Written by on 12th April 2022

More people are worried about their finances than about catching COVID-19, according to new research.

Almost four in 10 people (38%) are worried about their finances – up from 32% in January and the highest since the beginning of the coronavirus pandemic.
Some 33% are concerned about getting COVID-19 – down from 40% in January.
The research is from University College London’s COVID-19 Social Study, which is based on the opinions of 28,495 people between 21 March and 27 March in the UK.

The researchers also found that just 56% of people felt in control of their finances in March, compared to 63% in October, with working age adults twice as likely as older people to be concerned.
Some 49% said they felt in control of their mental health, compared with 54% six months ago, with the number of people reporting symptoms of anxiety and depression at its highest level for 11 months.

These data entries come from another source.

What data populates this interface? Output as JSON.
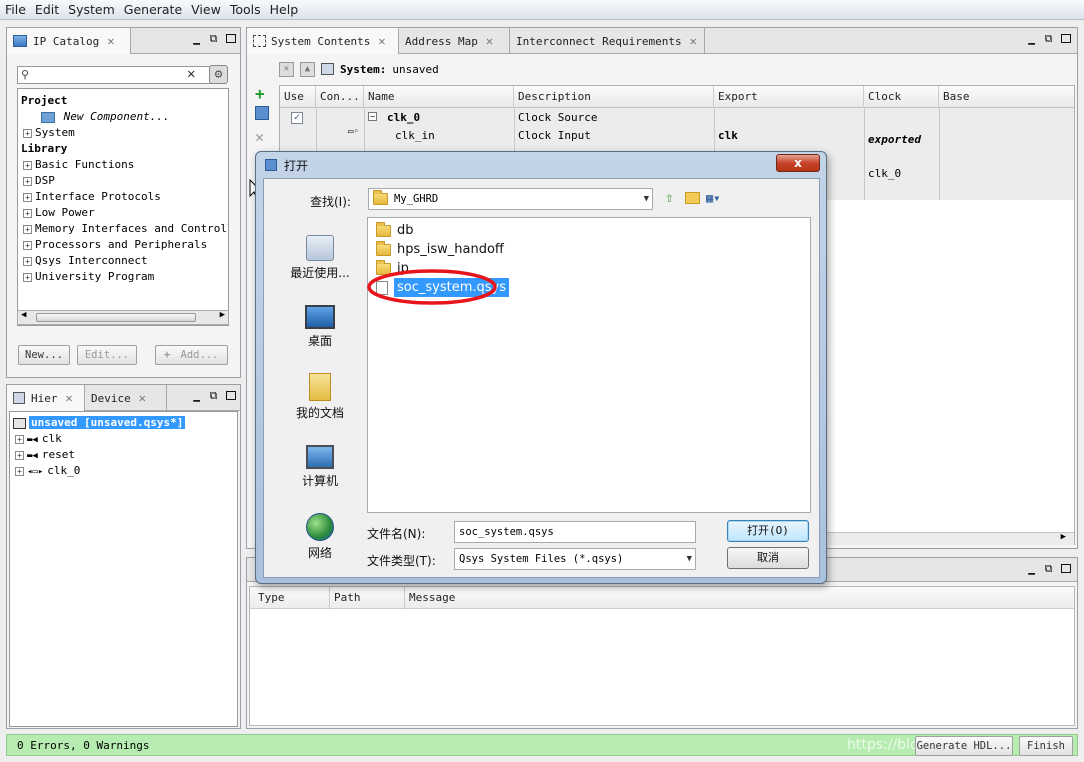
{
  "menubar": {
    "items": [
      "File",
      "Edit",
      "System",
      "Generate",
      "View",
      "Tools",
      "Help"
    ]
  },
  "ip_catalog": {
    "tab_label": "IP Catalog",
    "tree": {
      "project_header": "Project",
      "new_component": "New Component...",
      "system": "System",
      "library_header": "Library",
      "library_items": [
        "Basic Functions",
        "DSP",
        "Interface Protocols",
        "Low Power",
        "Memory Interfaces and Controllers",
        "Processors and Peripherals",
        "Qsys Interconnect",
        "University Program"
      ]
    },
    "buttons": {
      "new": "New...",
      "edit": "Edit...",
      "add": "Add..."
    }
  },
  "hierarchy": {
    "tabs": [
      "Hier",
      "Device"
    ],
    "root": "unsaved [unsaved.qsys*]",
    "items": [
      "clk",
      "reset",
      "clk_0"
    ]
  },
  "system_contents": {
    "tabs": [
      "System Contents",
      "Address Map",
      "Interconnect Requirements"
    ],
    "system_label": "System:",
    "system_value": "unsaved",
    "columns": [
      "Use",
      "Con...",
      "Name",
      "Description",
      "Export",
      "Clock",
      "Base"
    ],
    "rows": [
      {
        "name": "clk_0",
        "description": "Clock Source",
        "export": "",
        "clock": ""
      },
      {
        "name": "clk_in",
        "description": "Clock Input",
        "export": "clk",
        "clock": "exported"
      },
      {
        "name": "",
        "description": "",
        "export": "",
        "clock": "clk_0"
      }
    ]
  },
  "messages": {
    "columns": [
      "Type",
      "Path",
      "Message"
    ]
  },
  "status": {
    "text": "0 Errors, 0 Warnings"
  },
  "bottom_buttons": {
    "generate": "Generate HDL...",
    "finish": "Finish"
  },
  "watermark": "https://blog.csdn.net",
  "dialog": {
    "title": "打开",
    "close_glyph": "x",
    "lookin_label": "查找(I):",
    "lookin_value": "My_GHRD",
    "places": [
      "最近使用...",
      "桌面",
      "我的文档",
      "计算机",
      "网络"
    ],
    "files": [
      {
        "name": "db",
        "type": "folder"
      },
      {
        "name": "hps_isw_handoff",
        "type": "folder"
      },
      {
        "name": "ip",
        "type": "folder"
      },
      {
        "name": "soc_system.qsys",
        "type": "file",
        "selected": true
      }
    ],
    "filename_label": "文件名(N):",
    "filename_value": "soc_system.qsys",
    "filetype_label": "文件类型(T):",
    "filetype_value": "Qsys System Files (*.qsys)",
    "open_button": "打开(O)",
    "cancel_button": "取消",
    "highlight_color": "#e8141b",
    "selection_color": "#3399ff"
  }
}
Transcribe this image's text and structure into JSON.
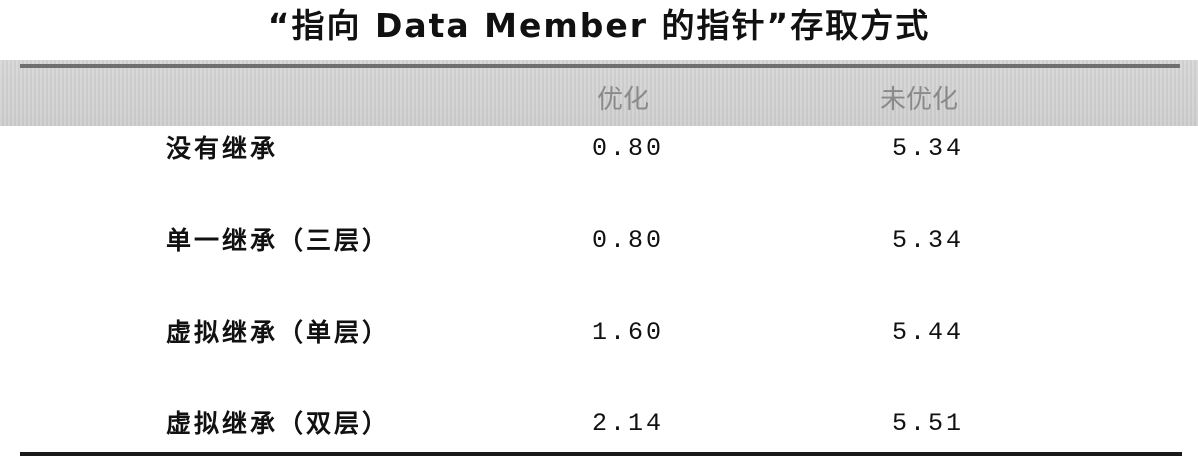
{
  "title": "“指向 Data Member 的指针”存取方式",
  "table": {
    "columns": [
      "优化",
      "未优化"
    ],
    "rows": [
      {
        "label": "没有继承",
        "optimized": "0.80",
        "unoptimized": "5.34"
      },
      {
        "label": "单一继承（三层）",
        "optimized": "0.80",
        "unoptimized": "5.34"
      },
      {
        "label": "虚拟继承（单层）",
        "optimized": "1.60",
        "unoptimized": "5.44"
      },
      {
        "label": "虚拟继承（双层）",
        "optimized": "2.14",
        "unoptimized": "5.51"
      }
    ]
  },
  "colors": {
    "header_band": "#d2d2d2",
    "header_text": "#8a8a8a",
    "rule": "#1a1a1a",
    "text": "#111111"
  }
}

“New psychological stressors”
Lead author Dr Daisy Fancourt, from UCL’s Institute of Epidemiology and Health Care, said: “These findings could suggest that our return to more ‘normal’ living has not had all the mental health benefits that people necessarily expected.
“But it is also notable that the last few months have seen a cost of living crisis emerge.
“Concerns about money have been increasing, with people now more concerned about finances than about COVID-19.
“This suggests that new psychological stressors are becoming dominant for individuals.”
Dr Fancourt said the significant drop in concern about catching the virus comes at the same time as a fall in the number of people following advice to wear face coverings, socially distance, and take COVID tests.
“Nevertheless, it is important to remember that the number of COVID cases, hospitalisations and deaths remains equivalent or higher than in January 2022, meaning that the overall situation remains unchanged despite the shift in attitude.”
The study is funded by the Nuffield Foundation, UK Research and Innovation, and Wellcome.

Via IRN/Sky News for GTFM